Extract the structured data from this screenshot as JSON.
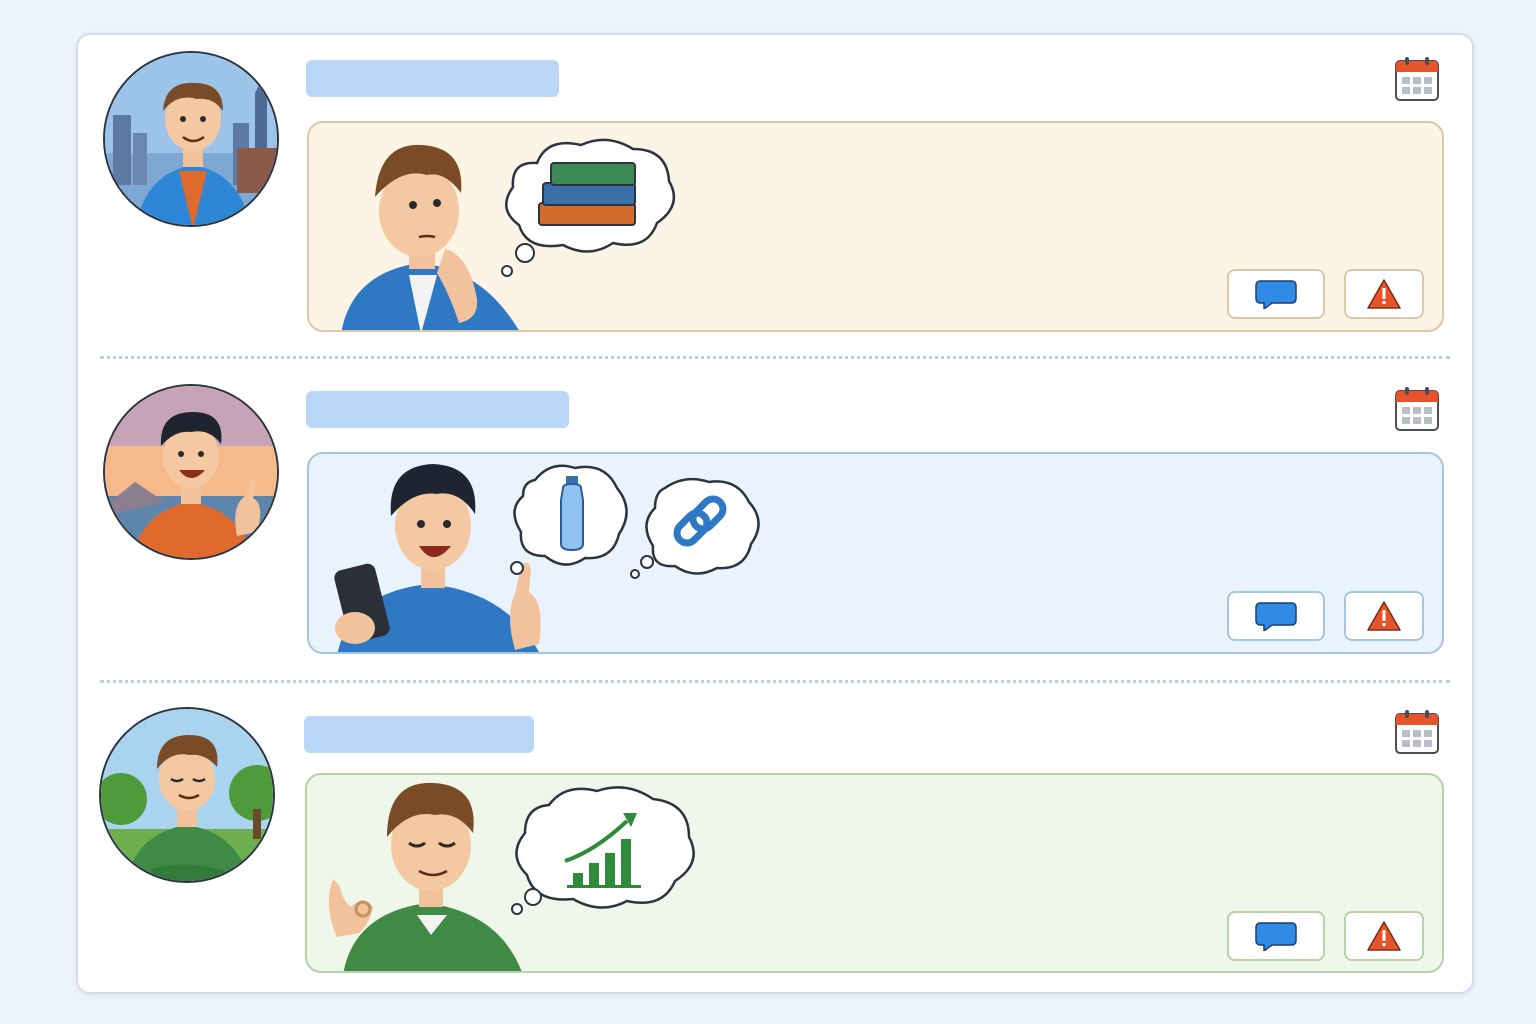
{
  "colors": {
    "page_background": "#eef4fb",
    "name_placeholder": "#bad7f7",
    "card_1_background": "#fdf4e5",
    "card_2_background": "#e9f3fd",
    "card_3_background": "#eef7ea",
    "comment_icon": "#2f8be6",
    "report_icon": "#e8542a",
    "calendar_header": "#e8542a"
  },
  "posts": [
    {
      "avatar_icon": "man-blue-hoodie-city-avatar",
      "scene_icons": [
        "thinking-man-icon",
        "books-thought-icon"
      ],
      "actions": [
        "comment-icon",
        "report-warning-icon"
      ],
      "date_icon": "calendar-icon"
    },
    {
      "avatar_icon": "man-orange-shirt-sunset-avatar",
      "scene_icons": [
        "man-with-phone-thumbs-up-icon",
        "water-bottle-thought-icon",
        "link-thought-icon"
      ],
      "actions": [
        "comment-icon",
        "report-warning-icon"
      ],
      "date_icon": "calendar-icon"
    },
    {
      "avatar_icon": "man-green-hoodie-park-avatar",
      "scene_icons": [
        "content-man-ok-gesture-icon",
        "growth-chart-thought-icon"
      ],
      "actions": [
        "comment-icon",
        "report-warning-icon"
      ],
      "date_icon": "calendar-icon"
    }
  ]
}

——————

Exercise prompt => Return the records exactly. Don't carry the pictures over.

Expected answer =>
Extract the structured data from this screenshot as JSON.
{
  "colors": {
    "page_background": "#eef4fb",
    "name_placeholder": "#bad7f7",
    "card_1_background": "#fdf4e5",
    "card_2_background": "#e9f3fd",
    "card_3_background": "#eef7ea",
    "comment_icon": "#2f8be6",
    "report_icon": "#e8542a",
    "calendar_header": "#e8542a"
  },
  "posts": [
    {
      "avatar_icon": "man-blue-hoodie-city-avatar",
      "scene_icons": [
        "thinking-man-icon",
        "books-thought-icon"
      ],
      "actions": [
        "comment-icon",
        "report-warning-icon"
      ],
      "date_icon": "calendar-icon"
    },
    {
      "avatar_icon": "man-orange-shirt-sunset-avatar",
      "scene_icons": [
        "man-with-phone-thumbs-up-icon",
        "water-bottle-thought-icon",
        "link-thought-icon"
      ],
      "actions": [
        "comment-icon",
        "report-warning-icon"
      ],
      "date_icon": "calendar-icon"
    },
    {
      "avatar_icon": "man-green-hoodie-park-avatar",
      "scene_icons": [
        "content-man-ok-gesture-icon",
        "growth-chart-thought-icon"
      ],
      "actions": [
        "comment-icon",
        "report-warning-icon"
      ],
      "date_icon": "calendar-icon"
    }
  ]
}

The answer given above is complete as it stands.